Exactly how many lines in the entries contain "JSON"? Give that number alone.

▬▬▬▬▬▬▬▬▬▬

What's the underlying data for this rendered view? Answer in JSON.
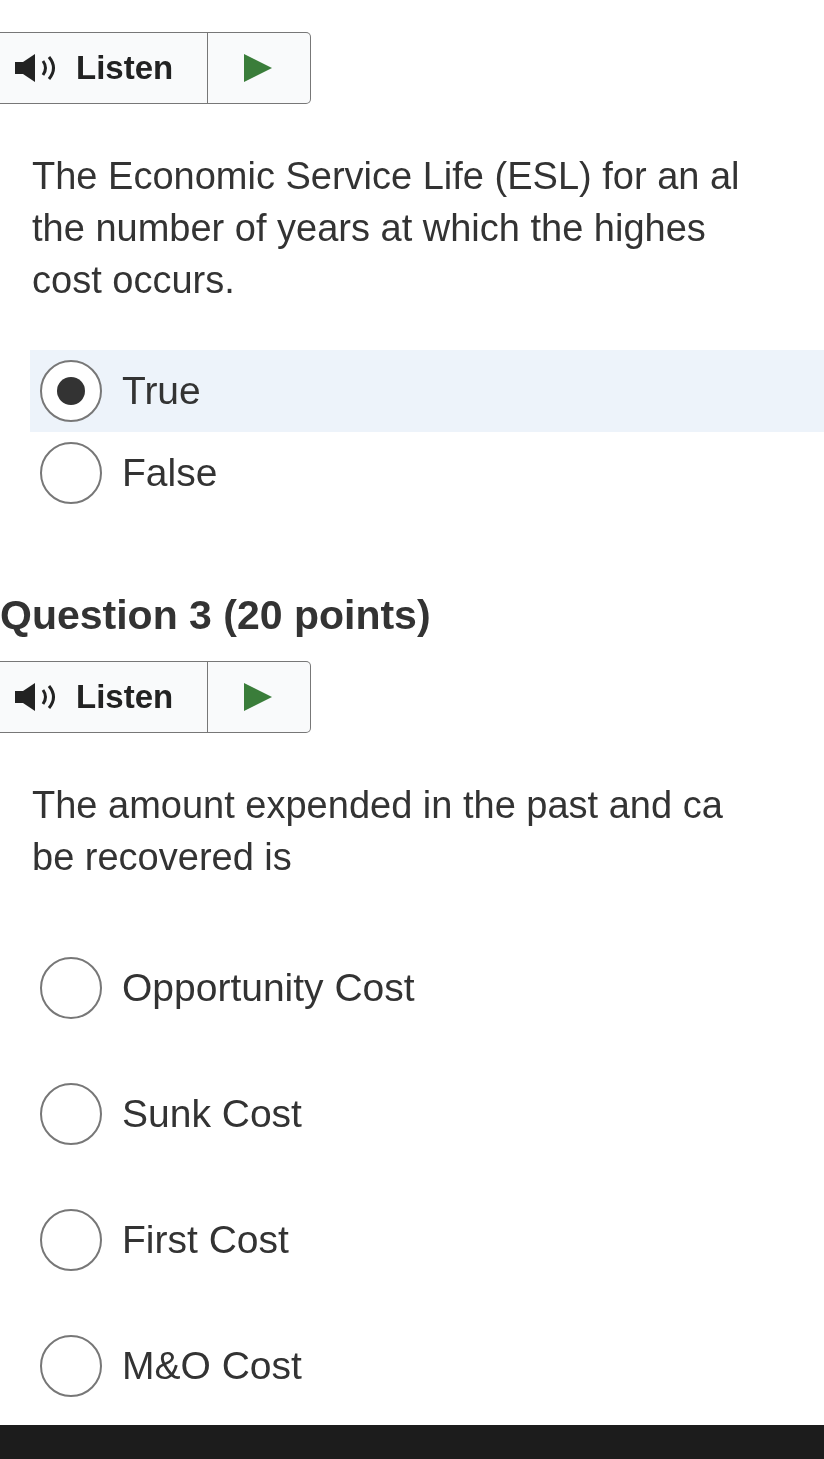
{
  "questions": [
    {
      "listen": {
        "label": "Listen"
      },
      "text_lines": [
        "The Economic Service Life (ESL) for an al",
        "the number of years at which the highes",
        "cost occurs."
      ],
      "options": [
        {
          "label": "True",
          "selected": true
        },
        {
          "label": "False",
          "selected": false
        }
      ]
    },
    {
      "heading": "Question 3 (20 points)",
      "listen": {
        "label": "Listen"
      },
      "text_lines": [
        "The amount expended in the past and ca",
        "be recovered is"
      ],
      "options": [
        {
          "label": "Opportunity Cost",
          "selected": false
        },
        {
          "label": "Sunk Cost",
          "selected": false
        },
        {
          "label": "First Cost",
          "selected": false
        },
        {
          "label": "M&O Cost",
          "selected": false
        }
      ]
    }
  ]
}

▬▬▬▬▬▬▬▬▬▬

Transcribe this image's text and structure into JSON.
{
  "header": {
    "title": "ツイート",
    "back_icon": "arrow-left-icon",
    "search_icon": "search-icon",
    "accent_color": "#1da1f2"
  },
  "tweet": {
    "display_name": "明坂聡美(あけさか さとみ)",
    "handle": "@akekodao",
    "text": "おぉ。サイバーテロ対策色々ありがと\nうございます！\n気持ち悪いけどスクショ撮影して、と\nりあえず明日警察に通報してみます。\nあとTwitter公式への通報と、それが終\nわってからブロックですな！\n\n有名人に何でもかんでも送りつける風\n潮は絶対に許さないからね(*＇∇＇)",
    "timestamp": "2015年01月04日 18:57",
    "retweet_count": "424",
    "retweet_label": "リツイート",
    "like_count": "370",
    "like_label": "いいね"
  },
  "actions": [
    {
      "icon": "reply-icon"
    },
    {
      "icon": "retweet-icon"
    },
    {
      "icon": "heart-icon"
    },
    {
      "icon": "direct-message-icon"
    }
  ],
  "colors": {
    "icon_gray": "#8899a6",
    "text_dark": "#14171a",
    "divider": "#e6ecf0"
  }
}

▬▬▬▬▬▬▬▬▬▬

EXPECTED ANSWER ▸ 2